* Data supplied *
%%

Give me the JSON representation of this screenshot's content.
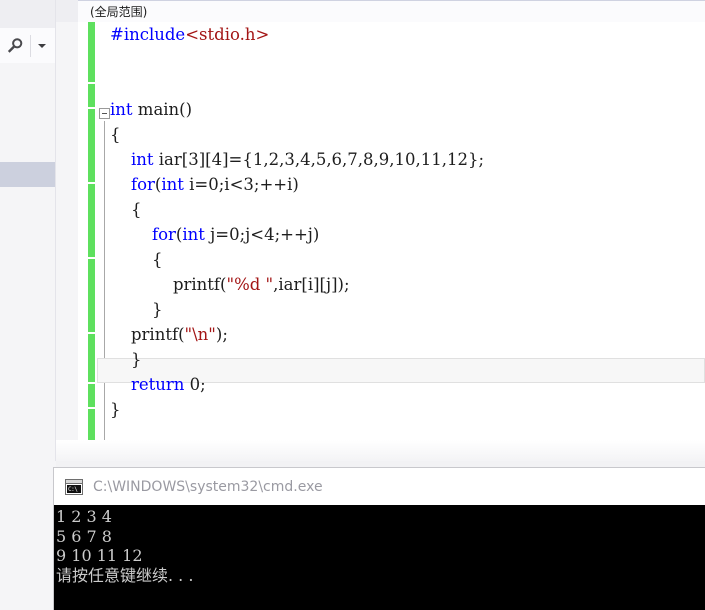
{
  "ide": {
    "left_strip": {
      "find_icon": "search-icon",
      "find_dropdown_icon": "chevron-down-icon"
    },
    "scope_bar": {
      "scope_label": "(全局范围)"
    },
    "editor": {
      "fold_icon": "collapse-minus-icon",
      "change_bar_color": "#5ee05e",
      "current_line_index": 13,
      "lines": [
        {
          "indent": 0,
          "tokens": [
            {
              "t": "#include",
              "c": "pp"
            },
            {
              "t": "<stdio.h>",
              "c": "str"
            }
          ]
        },
        {
          "indent": 0,
          "tokens": []
        },
        {
          "indent": 0,
          "tokens": []
        },
        {
          "indent": 0,
          "tokens": [
            {
              "t": "int",
              "c": "k"
            },
            {
              "t": " main()",
              "c": "pln"
            }
          ]
        },
        {
          "indent": 0,
          "tokens": [
            {
              "t": "{",
              "c": "pln"
            }
          ]
        },
        {
          "indent": 1,
          "tokens": [
            {
              "t": "int",
              "c": "k"
            },
            {
              "t": " iar[3][4]={1,2,3,4,5,6,7,8,9,10,11,12};",
              "c": "pln"
            }
          ]
        },
        {
          "indent": 1,
          "tokens": [
            {
              "t": "for",
              "c": "k"
            },
            {
              "t": "(",
              "c": "pln"
            },
            {
              "t": "int",
              "c": "k"
            },
            {
              "t": " i=0;i<3;++i)",
              "c": "pln"
            }
          ]
        },
        {
          "indent": 1,
          "tokens": [
            {
              "t": "{",
              "c": "pln"
            }
          ]
        },
        {
          "indent": 2,
          "tokens": [
            {
              "t": "for",
              "c": "k"
            },
            {
              "t": "(",
              "c": "pln"
            },
            {
              "t": "int",
              "c": "k"
            },
            {
              "t": " j=0;j<4;++j)",
              "c": "pln"
            }
          ]
        },
        {
          "indent": 2,
          "tokens": [
            {
              "t": "{",
              "c": "pln"
            }
          ]
        },
        {
          "indent": 3,
          "tokens": [
            {
              "t": "printf(",
              "c": "pln"
            },
            {
              "t": "\"%d \"",
              "c": "str"
            },
            {
              "t": ",iar[i][j]);",
              "c": "pln"
            }
          ]
        },
        {
          "indent": 2,
          "tokens": [
            {
              "t": "}",
              "c": "pln"
            }
          ]
        },
        {
          "indent": 1,
          "tokens": [
            {
              "t": "printf(",
              "c": "pln"
            },
            {
              "t": "\"\\n\"",
              "c": "str"
            },
            {
              "t": ");",
              "c": "pln"
            }
          ]
        },
        {
          "indent": 1,
          "tokens": [
            {
              "t": "}",
              "c": "pln"
            }
          ]
        },
        {
          "indent": 1,
          "tokens": [
            {
              "t": "return",
              "c": "k"
            },
            {
              "t": " 0;",
              "c": "pln"
            }
          ]
        },
        {
          "indent": 0,
          "tokens": [
            {
              "t": "}",
              "c": "pln"
            }
          ]
        }
      ]
    }
  },
  "console": {
    "icon": "cmd-console-icon",
    "icon_glyph": "C:\\",
    "title": "C:\\WINDOWS\\system32\\cmd.exe",
    "output_lines": [
      "1 2 3 4",
      "5 6 7 8",
      "9 10 11 12",
      "请按任意键继续. . ."
    ]
  }
}
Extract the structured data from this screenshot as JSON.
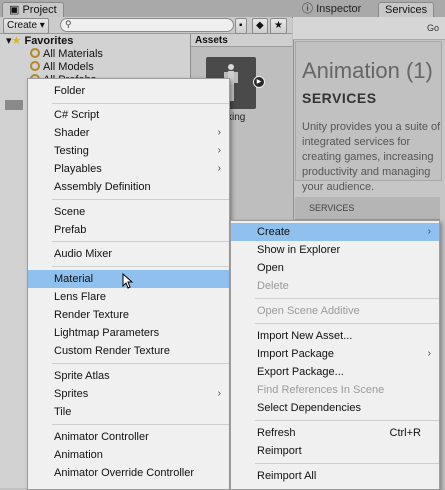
{
  "tabs": {
    "project": "Project",
    "inspector": "Inspector",
    "services": "Services"
  },
  "toolbar": {
    "create_label": "Create",
    "search_placeholder": ""
  },
  "favorites": {
    "header": "Favorites",
    "items": [
      "All Materials",
      "All Models",
      "All Prefabs"
    ]
  },
  "assets": {
    "header": "Assets",
    "item_label": "king"
  },
  "services": {
    "go_label": "Go",
    "title": "Animation (1)",
    "heading": "SERVICES",
    "description": "Unity provides you a suite of integrated services for creating games, increasing productivity and managing your audience.",
    "tab_label": "SERVICES"
  },
  "create_menu": {
    "items": [
      {
        "label": "Folder"
      },
      {
        "label": "C# Script"
      },
      {
        "label": "Shader",
        "submenu": true
      },
      {
        "label": "Testing",
        "submenu": true
      },
      {
        "label": "Playables",
        "submenu": true
      },
      {
        "label": "Assembly Definition"
      },
      {
        "label": "Scene"
      },
      {
        "label": "Prefab"
      },
      {
        "label": "Audio Mixer"
      },
      {
        "label": "Material",
        "highlighted": true
      },
      {
        "label": "Lens Flare"
      },
      {
        "label": "Render Texture"
      },
      {
        "label": "Lightmap Parameters"
      },
      {
        "label": "Custom Render Texture"
      },
      {
        "label": "Sprite Atlas"
      },
      {
        "label": "Sprites",
        "submenu": true
      },
      {
        "label": "Tile"
      },
      {
        "label": "Animator Controller"
      },
      {
        "label": "Animation"
      },
      {
        "label": "Animator Override Controller"
      }
    ]
  },
  "assets_menu": {
    "items": [
      {
        "label": "Create",
        "submenu": true,
        "highlighted": true
      },
      {
        "label": "Show in Explorer"
      },
      {
        "label": "Open"
      },
      {
        "label": "Delete",
        "disabled": true
      },
      {
        "label": "Open Scene Additive",
        "disabled": true
      },
      {
        "label": "Import New Asset..."
      },
      {
        "label": "Import Package",
        "submenu": true
      },
      {
        "label": "Export Package..."
      },
      {
        "label": "Find References In Scene",
        "disabled": true
      },
      {
        "label": "Select Dependencies"
      },
      {
        "label": "Refresh",
        "shortcut": "Ctrl+R"
      },
      {
        "label": "Reimport"
      },
      {
        "label": "Reimport All"
      }
    ]
  },
  "colors": {
    "highlight": "#8fc0ee",
    "menu_bg": "#f0f0f0",
    "panel_bg": "#c2c2c2"
  }
}
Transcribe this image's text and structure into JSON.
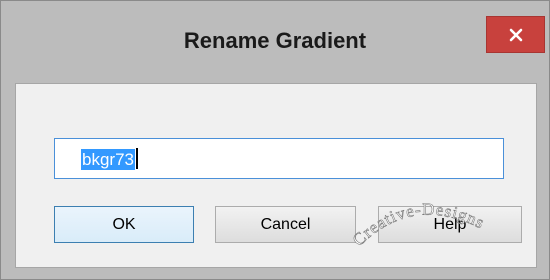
{
  "dialog": {
    "title": "Rename Gradient",
    "name_value": "bkgr73",
    "ok_label": "OK",
    "cancel_label": "Cancel",
    "help_label": "Help",
    "close_glyph": "×",
    "close_color": "#c8413d"
  },
  "watermark": {
    "text": "Creative-Designs"
  }
}
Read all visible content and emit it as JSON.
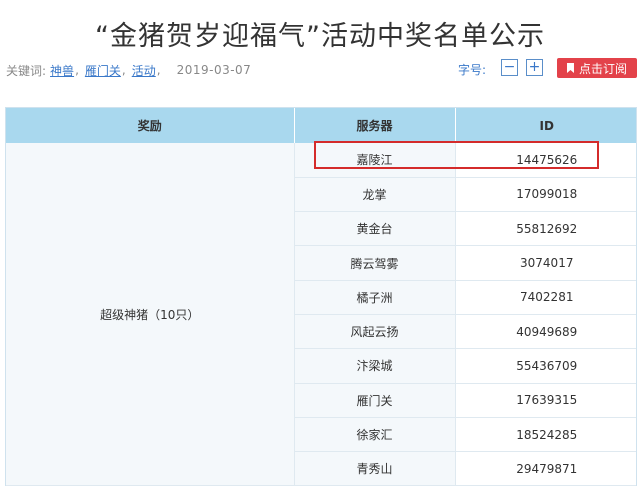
{
  "title": "“金猪贺岁迎福气”活动中奖名单公示",
  "meta": {
    "keywords_label": "关键词:",
    "keywords": [
      "神兽",
      "雁门关",
      "活动"
    ],
    "date": "2019-03-07"
  },
  "font_size": {
    "label": "字号:",
    "decrease": "−",
    "increase": "+"
  },
  "subscribe_label": "点击订阅",
  "table": {
    "headers": [
      "奖励",
      "服务器",
      "ID"
    ],
    "prize": "超级神猪（10只）",
    "rows": [
      {
        "server": "嘉陵江",
        "id": "14475626"
      },
      {
        "server": "龙掌",
        "id": "17099018"
      },
      {
        "server": "黄金台",
        "id": "55812692"
      },
      {
        "server": "腾云驾雾",
        "id": "3074017"
      },
      {
        "server": "橘子洲",
        "id": "7402281"
      },
      {
        "server": "风起云扬",
        "id": "40949689"
      },
      {
        "server": "汴梁城",
        "id": "55436709"
      },
      {
        "server": "雁门关",
        "id": "17639315"
      },
      {
        "server": "徐家汇",
        "id": "18524285"
      },
      {
        "server": "青秀山",
        "id": "29479871"
      }
    ]
  },
  "colors": {
    "header_bg": "#a9d8ee",
    "link": "#3a78c9",
    "subscribe_bg": "#e3424a",
    "highlight": "#d42b2b"
  }
}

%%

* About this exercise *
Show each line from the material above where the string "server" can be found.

* Task response *
        "server": "嘉陵江",
        "server": "龙掌",
        "server": "黄金台",
        "server": "腾云驾雾",
        "server": "橘子洲",
        "server": "风起云扬",
        "server": "汴梁城",
        "server": "雁门关",
        "server": "徐家汇",
        "server": "青秀山",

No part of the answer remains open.